THOUSANDS of crimes including burglaries, car thefts and shoplifting in Hampshire are going unsolved, new analysis shows.

MPs have revealed their shock at the figures, which show police close investigations without identifying a suspect in 80 per cent of household burglaries, 75 per cent of reported vehicle thefts, and more than 50 per cent of shoplifting cases.

Across the three offences, around 14,000 investigations in Hampshire were shut with no suspected culprit in the frame, the Press Association found.

The revelations prompted warnings that victims could be put off reporting offences, while criminals are given a “green light to reoffend”.

Police chiefs say increased demand and reduced officer numbers mean they have to prioritise cases where there is a realistic chance of prosecution.

But Julian Lewis, Tory MP for New Forest East, wants to know the extent to which crimes are being investigated.

He said: “The question is – are investigations being closed down through lack of evidence or are the crimes not being investigated at all? One scenario is understandable, the other is unacceptable.”

The figures, extracted from Home Office crime outcomes data, cover the 12 months to March 2018.

They show that out of the 6,654 household burglary cases opened over that period by Hampshire Police, 80% were categorised as “investigation complete - no suspect identified”.

This is used when a reported crime has been investigated “as far as reasonably possible” and the case is closed pending further investigative opportunities.

Hampshire Constabulary declined to comment on the story, instead directing the Daily Echo to the NPCC.

Labour MP Yvette Cooper, who chairs the Commons Home Affairs committee, said: “Too many investigations are closing without suspects being identified and we are hearing increasing reports of the police being too overstretched to investigate.

“Police forces are under immense pressure with rising serious and violent crime and changing patterns of crime alongside cuts in the numbers of officers and PCSOs.

“Failing to identify suspects gives criminals a green light to reoffend.”

Of the 2,250 vehicle thefts recorded in Hampshire, 77 per cent ended up with no suspect being identified, while in the 13,770 shoplifting cases, 7,057 of them were closed with the same outcome. The police charged 87 suspects with car theft, and 2,901 for shoplifting.

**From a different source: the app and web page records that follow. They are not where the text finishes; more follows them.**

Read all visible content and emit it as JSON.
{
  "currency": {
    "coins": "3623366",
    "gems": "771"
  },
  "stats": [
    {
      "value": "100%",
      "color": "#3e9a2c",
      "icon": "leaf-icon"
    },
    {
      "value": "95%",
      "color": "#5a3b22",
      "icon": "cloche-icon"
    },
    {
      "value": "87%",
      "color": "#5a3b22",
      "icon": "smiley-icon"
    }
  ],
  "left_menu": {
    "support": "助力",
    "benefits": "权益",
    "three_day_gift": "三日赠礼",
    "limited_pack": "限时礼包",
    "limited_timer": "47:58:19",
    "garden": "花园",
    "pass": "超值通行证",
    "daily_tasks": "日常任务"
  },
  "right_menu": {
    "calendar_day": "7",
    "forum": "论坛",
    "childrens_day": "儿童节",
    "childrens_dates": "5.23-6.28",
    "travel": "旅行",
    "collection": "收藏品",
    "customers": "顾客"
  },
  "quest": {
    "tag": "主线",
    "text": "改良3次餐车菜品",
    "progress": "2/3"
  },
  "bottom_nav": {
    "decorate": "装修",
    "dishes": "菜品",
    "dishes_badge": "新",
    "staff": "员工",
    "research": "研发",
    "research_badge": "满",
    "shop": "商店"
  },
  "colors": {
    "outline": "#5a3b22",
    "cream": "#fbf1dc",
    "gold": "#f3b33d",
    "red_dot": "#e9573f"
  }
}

A Home Office spokesman said: “We expect the police to take all reports of crime seriously, to investigate and to bring the offenders to court so that they can receive appropriate punishment.

“However we recognise that crime is changing and police demand is becoming increasingly complex. That is why we have provided a strong and comprehensive £13 billion funding settlement to ensure the police have the resources they need”